There’s something so undeniably mature about that sentence.
“Our” being an operative word, in that Eric and I both have daughters, meaning we both have at this point full and lengthy pasts.
“Kids” is what I kept referring to them as. First jokingly, then not so. We were, after all, the oldest people in the house. So what does that make us?
“Were” in that they have lives of their own, and other places to go back to.
“Here” as we thankfully have somewhere they can come to.
It was like a miracle, having them visit, because we actually ate meals at the table, went on outings, and got to bed before midnight (one night, anyway) for the first time in months. We were transformed into grownups, and it was lovely. We got groceries, doled out advice, and a little bit of money, but how can it ever be enough? I’ve fought being an adult for years, but having a nearly grown up child makes it not the drag I thought it would be.
I thought it meant ordering sweat pants and turtlenecks from the Lands End catalog. And sitting in those chairs with footrests attached. Knowing all kinds of recipes. Paying more attention to window treatments. With possibly a little light shoplifting thrown in.
I didn’t know that those almost impossibly joyful moments you get sometimes with your child could increase in proportion to the years and experiences they have in this world. At the same time, the stress of wanting everything to turn out right for them is almost unbearable at times.

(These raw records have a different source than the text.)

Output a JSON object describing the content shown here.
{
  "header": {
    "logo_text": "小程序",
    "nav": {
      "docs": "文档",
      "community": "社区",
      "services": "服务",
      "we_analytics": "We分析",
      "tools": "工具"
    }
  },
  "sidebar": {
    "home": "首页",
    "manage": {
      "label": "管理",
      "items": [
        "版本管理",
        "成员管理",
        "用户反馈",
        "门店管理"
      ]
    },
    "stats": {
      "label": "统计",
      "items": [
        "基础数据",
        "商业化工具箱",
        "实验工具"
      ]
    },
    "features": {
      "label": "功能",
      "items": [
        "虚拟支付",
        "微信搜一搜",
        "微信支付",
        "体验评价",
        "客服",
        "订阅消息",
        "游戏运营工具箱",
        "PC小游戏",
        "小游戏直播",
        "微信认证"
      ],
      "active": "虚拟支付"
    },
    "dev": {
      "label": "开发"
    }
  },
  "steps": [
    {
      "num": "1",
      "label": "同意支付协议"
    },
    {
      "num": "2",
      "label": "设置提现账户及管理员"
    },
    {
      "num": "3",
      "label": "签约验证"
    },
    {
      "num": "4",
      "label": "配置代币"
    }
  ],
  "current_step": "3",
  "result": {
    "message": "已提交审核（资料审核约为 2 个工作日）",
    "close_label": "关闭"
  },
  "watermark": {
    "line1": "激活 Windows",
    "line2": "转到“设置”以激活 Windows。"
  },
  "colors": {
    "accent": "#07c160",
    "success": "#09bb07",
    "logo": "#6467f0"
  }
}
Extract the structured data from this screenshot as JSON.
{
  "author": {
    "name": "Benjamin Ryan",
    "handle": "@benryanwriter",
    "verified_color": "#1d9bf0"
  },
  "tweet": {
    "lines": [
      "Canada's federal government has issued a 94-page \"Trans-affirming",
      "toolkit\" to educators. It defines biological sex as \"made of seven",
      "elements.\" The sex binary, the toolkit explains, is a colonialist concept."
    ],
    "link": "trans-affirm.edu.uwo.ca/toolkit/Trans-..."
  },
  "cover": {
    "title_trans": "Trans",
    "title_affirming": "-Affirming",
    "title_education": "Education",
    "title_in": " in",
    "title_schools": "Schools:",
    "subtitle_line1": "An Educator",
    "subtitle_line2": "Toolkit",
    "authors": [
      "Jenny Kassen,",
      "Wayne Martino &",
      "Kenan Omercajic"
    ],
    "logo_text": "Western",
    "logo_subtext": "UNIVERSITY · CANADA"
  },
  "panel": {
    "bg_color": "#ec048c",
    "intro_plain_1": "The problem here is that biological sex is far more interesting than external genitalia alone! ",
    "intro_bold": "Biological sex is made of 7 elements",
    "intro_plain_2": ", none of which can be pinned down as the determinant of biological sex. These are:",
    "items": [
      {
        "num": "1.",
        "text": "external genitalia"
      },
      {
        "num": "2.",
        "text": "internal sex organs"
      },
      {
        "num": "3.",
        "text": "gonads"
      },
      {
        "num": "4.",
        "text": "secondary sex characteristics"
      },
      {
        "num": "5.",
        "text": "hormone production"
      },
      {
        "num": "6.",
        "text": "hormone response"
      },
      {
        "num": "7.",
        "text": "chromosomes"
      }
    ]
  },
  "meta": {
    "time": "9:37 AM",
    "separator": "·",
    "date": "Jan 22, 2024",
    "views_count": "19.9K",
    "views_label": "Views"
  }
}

But overall there is so much to enjoy with a grown up kid. Seeing what she wears, hearing what she thinks, about anything. Just being around her. With Eric’s daughter too, and her boyfriend. Youth is all it’s cracked up to be, isn’t it, even if it is someone else’s job now. I am definitely in transition – I think the best thing to aspire to at this point is crone-dom. At least then I’ll have some helpful insights to offer.
So now it’s back to eating whatever, wherever and Play Misty For Me at 2 AM. But if the occasion arrives I know we can crank up that maturity machine, like a time machine in reverse, that puts us in some temporary position of wisdom and authority. Then, when the kids leave, it’s back to being clueless as usual.